### Activity
Your reply should be one number: how many lines of the records below contain the string "title".

### Exercise input
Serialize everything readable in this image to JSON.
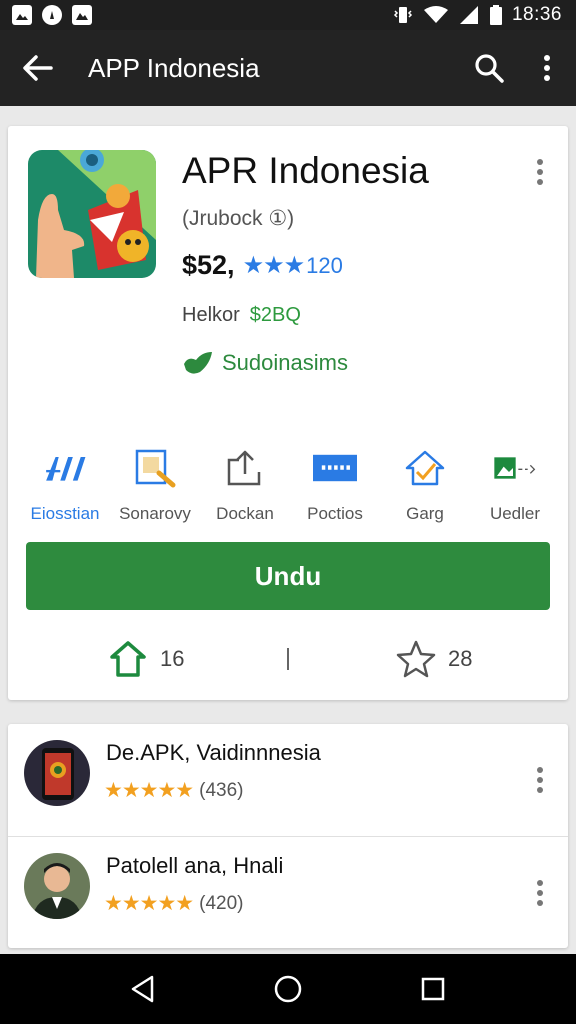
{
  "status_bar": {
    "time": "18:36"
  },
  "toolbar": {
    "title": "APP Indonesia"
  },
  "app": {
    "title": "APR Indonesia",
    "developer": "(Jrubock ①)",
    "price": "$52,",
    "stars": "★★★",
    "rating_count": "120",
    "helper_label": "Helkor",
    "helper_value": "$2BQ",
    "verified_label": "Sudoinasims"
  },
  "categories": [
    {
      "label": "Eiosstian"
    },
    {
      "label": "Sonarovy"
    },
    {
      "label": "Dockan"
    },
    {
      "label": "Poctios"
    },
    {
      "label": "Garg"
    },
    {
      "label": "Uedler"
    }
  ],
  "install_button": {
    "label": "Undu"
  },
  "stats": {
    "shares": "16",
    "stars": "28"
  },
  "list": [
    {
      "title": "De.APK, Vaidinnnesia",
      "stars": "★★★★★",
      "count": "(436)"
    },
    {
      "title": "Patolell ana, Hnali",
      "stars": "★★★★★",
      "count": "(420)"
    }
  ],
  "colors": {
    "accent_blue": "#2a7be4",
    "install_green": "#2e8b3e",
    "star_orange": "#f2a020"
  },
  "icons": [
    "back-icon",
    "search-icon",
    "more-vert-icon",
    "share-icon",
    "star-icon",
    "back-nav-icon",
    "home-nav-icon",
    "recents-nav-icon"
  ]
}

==

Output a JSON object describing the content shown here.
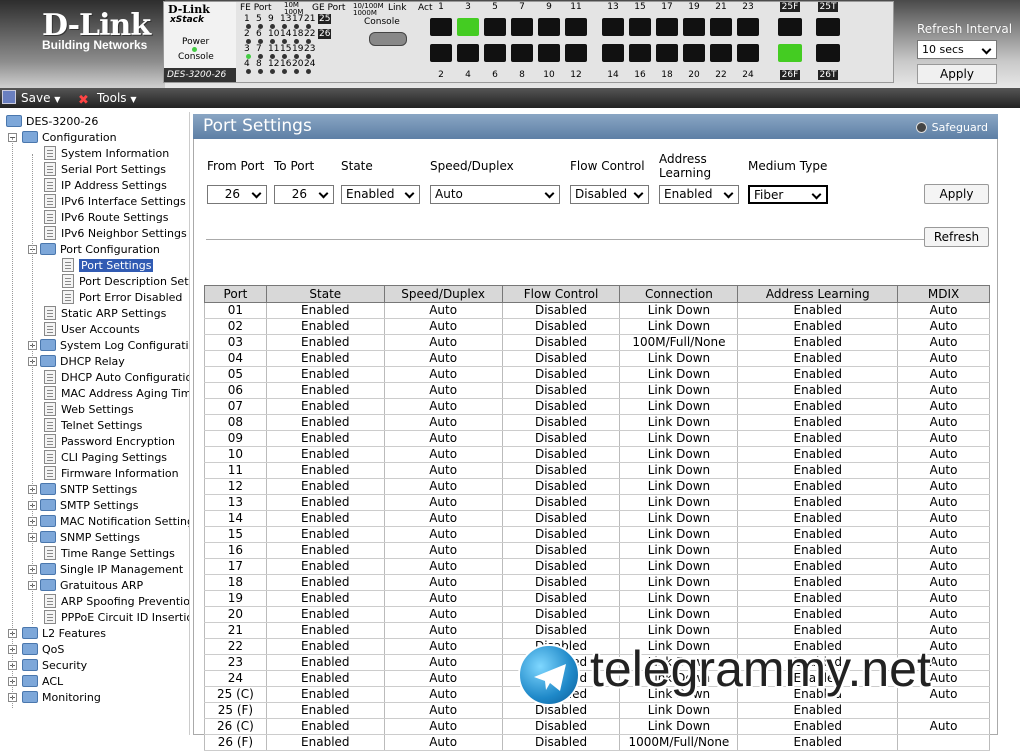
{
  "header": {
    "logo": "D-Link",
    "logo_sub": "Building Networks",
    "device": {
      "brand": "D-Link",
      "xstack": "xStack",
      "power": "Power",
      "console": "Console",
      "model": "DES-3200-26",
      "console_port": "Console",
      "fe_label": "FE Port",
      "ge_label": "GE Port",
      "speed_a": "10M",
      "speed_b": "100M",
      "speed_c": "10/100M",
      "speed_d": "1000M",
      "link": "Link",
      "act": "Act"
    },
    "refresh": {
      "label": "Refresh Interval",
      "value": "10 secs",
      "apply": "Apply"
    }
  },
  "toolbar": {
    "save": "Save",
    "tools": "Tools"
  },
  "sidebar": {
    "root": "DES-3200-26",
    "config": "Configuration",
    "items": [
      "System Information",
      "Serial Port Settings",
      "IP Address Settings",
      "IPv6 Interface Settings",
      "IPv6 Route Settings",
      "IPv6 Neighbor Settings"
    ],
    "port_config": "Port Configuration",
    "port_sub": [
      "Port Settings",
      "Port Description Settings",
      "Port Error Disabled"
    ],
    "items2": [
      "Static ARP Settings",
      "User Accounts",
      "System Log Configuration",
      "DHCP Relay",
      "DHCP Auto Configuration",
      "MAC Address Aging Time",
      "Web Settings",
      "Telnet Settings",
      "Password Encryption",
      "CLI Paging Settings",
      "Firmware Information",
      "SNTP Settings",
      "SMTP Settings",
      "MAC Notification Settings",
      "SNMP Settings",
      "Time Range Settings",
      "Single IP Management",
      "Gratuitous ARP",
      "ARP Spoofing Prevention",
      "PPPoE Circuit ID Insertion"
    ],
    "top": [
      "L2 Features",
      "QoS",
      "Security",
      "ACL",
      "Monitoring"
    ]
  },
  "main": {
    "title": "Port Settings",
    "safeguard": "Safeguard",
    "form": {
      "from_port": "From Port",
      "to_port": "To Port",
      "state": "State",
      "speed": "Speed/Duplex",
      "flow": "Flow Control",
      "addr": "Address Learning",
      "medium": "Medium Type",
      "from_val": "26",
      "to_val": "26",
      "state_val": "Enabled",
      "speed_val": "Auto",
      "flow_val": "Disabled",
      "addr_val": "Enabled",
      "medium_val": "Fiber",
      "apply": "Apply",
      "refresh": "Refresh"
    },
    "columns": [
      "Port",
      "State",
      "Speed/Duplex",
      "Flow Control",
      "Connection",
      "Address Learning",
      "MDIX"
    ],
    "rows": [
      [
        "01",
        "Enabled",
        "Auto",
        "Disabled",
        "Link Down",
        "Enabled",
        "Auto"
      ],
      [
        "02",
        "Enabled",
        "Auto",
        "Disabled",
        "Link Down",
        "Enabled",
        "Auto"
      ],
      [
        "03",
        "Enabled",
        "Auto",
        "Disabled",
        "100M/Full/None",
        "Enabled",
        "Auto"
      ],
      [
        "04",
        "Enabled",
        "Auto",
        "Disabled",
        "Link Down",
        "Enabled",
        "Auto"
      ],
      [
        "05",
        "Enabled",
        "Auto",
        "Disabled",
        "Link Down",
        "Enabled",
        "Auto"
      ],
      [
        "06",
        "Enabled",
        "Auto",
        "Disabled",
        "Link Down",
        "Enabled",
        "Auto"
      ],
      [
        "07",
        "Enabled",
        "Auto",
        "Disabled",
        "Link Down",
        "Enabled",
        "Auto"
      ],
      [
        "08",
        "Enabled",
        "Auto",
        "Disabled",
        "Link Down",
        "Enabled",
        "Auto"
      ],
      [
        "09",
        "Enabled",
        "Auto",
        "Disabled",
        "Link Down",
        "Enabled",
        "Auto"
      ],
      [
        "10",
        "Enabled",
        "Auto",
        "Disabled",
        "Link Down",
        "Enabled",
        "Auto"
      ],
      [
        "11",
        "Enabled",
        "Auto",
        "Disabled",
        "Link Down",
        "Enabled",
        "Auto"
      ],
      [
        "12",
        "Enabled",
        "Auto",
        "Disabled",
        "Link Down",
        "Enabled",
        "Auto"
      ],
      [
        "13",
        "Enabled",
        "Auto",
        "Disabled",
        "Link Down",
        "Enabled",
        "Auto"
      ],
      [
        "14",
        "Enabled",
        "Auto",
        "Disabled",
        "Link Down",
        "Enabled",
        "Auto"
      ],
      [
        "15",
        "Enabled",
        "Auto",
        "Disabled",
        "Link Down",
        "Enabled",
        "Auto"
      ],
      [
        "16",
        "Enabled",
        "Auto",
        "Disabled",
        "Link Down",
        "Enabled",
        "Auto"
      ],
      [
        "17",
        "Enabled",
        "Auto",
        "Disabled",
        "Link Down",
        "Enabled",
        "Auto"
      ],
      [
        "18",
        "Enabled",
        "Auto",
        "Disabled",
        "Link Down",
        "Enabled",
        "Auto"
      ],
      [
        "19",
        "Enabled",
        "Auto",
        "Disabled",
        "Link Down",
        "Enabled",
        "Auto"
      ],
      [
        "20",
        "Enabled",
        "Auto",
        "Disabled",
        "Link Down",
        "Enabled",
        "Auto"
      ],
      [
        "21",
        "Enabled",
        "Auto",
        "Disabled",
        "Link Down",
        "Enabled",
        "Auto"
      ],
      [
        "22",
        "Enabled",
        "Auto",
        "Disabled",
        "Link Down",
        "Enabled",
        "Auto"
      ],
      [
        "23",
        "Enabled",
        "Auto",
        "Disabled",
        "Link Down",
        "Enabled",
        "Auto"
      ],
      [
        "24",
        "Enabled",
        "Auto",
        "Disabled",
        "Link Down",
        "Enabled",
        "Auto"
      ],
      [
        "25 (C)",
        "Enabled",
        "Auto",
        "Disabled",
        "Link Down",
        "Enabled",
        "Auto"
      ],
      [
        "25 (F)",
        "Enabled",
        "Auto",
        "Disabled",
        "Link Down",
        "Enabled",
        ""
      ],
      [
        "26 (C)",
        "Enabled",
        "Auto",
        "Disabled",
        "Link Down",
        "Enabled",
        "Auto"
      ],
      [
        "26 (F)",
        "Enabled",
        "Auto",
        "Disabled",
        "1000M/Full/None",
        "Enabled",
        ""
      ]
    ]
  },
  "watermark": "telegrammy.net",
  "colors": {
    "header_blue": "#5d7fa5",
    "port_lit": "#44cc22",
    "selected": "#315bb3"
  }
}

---

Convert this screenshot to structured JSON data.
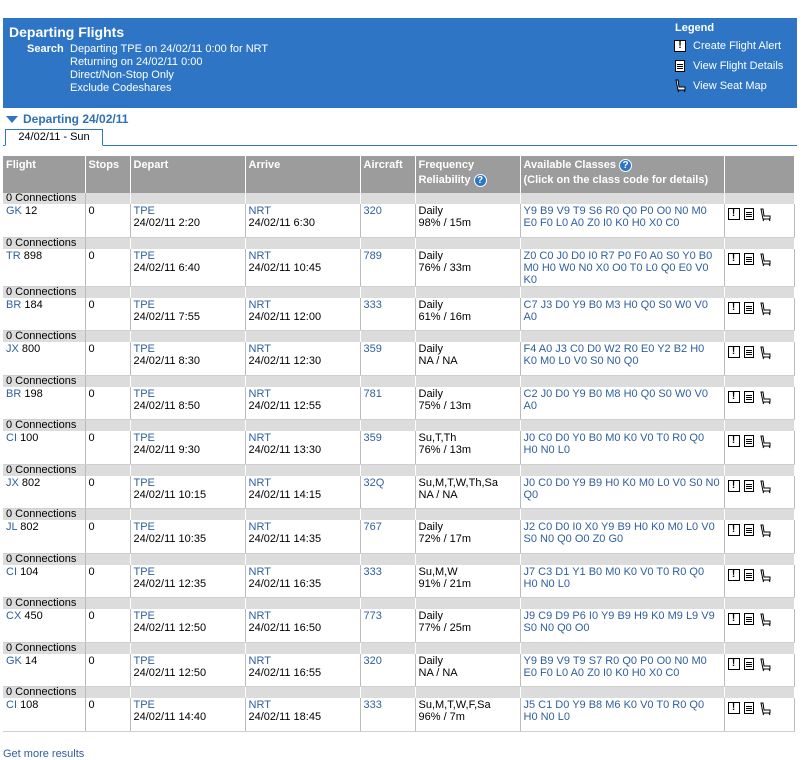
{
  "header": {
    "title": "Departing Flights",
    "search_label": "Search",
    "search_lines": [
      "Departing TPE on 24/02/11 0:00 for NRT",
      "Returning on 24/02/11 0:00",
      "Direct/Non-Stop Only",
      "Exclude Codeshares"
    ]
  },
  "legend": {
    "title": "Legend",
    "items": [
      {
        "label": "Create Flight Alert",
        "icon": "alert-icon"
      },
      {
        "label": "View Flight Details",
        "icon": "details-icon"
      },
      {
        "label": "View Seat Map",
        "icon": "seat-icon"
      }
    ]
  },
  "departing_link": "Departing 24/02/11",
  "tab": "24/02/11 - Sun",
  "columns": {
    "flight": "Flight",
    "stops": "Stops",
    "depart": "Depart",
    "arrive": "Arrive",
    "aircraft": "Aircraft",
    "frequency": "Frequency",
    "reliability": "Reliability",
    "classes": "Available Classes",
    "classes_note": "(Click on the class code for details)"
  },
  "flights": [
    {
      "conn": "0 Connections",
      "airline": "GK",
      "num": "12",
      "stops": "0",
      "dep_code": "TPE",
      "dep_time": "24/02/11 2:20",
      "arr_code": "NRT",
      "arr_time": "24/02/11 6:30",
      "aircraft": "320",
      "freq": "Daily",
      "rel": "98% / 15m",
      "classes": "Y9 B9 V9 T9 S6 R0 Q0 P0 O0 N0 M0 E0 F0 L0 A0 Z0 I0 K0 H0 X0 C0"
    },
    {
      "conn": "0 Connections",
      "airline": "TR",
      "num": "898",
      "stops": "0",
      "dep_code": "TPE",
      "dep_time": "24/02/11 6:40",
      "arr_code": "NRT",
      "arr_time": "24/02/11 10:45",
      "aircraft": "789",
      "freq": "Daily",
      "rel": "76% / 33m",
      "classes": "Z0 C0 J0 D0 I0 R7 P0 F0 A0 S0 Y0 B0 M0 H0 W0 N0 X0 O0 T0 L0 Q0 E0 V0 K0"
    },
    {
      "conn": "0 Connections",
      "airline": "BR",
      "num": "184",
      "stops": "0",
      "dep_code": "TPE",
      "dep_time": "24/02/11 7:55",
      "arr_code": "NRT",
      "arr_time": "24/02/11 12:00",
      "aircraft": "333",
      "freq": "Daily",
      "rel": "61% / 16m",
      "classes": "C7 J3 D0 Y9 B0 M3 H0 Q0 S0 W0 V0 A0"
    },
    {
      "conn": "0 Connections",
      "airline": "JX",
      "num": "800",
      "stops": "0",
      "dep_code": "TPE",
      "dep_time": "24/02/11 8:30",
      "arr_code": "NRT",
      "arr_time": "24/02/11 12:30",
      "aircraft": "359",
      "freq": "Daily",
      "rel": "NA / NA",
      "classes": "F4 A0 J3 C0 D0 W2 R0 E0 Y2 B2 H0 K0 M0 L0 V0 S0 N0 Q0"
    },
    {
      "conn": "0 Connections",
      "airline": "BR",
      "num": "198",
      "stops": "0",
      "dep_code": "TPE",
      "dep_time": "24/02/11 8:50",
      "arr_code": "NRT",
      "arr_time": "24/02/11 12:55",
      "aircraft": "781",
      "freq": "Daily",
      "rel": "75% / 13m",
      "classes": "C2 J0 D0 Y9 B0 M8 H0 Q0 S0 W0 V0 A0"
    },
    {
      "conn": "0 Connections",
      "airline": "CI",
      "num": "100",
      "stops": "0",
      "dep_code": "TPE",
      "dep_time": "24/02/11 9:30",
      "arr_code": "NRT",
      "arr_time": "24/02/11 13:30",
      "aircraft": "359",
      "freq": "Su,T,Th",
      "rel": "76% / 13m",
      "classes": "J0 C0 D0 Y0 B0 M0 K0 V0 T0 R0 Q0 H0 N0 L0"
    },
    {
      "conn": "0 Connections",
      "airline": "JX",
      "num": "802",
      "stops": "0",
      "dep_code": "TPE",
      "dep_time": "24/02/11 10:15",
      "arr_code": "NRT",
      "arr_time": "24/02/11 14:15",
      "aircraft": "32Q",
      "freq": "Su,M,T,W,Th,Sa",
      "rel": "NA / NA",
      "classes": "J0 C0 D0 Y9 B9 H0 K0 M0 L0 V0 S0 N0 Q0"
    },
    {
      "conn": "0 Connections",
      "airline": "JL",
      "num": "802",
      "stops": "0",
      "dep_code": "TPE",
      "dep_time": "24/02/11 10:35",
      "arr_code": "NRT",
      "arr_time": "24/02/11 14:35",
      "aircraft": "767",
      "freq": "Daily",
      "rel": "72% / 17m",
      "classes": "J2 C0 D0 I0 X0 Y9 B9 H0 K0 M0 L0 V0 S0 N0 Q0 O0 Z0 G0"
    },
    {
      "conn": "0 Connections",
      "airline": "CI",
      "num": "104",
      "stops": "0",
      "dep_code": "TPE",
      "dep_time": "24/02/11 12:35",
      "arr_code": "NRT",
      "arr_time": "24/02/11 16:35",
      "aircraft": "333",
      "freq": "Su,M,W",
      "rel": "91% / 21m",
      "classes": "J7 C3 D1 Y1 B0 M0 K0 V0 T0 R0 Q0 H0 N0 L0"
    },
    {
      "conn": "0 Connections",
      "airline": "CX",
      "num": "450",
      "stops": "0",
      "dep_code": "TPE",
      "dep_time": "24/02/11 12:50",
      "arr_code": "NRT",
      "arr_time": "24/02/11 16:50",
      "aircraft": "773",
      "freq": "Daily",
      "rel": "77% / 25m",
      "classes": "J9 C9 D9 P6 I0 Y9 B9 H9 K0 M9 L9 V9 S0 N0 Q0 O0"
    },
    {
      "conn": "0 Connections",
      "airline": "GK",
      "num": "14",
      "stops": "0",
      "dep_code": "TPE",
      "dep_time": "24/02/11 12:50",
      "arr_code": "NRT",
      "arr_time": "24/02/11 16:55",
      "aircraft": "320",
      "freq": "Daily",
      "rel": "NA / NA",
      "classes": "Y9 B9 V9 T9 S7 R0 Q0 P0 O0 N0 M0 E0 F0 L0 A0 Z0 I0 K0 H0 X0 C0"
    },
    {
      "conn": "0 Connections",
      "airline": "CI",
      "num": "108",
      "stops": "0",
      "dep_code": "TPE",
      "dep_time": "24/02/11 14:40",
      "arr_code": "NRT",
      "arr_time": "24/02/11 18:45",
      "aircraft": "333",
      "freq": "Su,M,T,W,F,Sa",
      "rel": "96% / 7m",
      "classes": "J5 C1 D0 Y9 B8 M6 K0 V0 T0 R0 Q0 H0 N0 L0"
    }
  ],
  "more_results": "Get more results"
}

### Exercise answer
7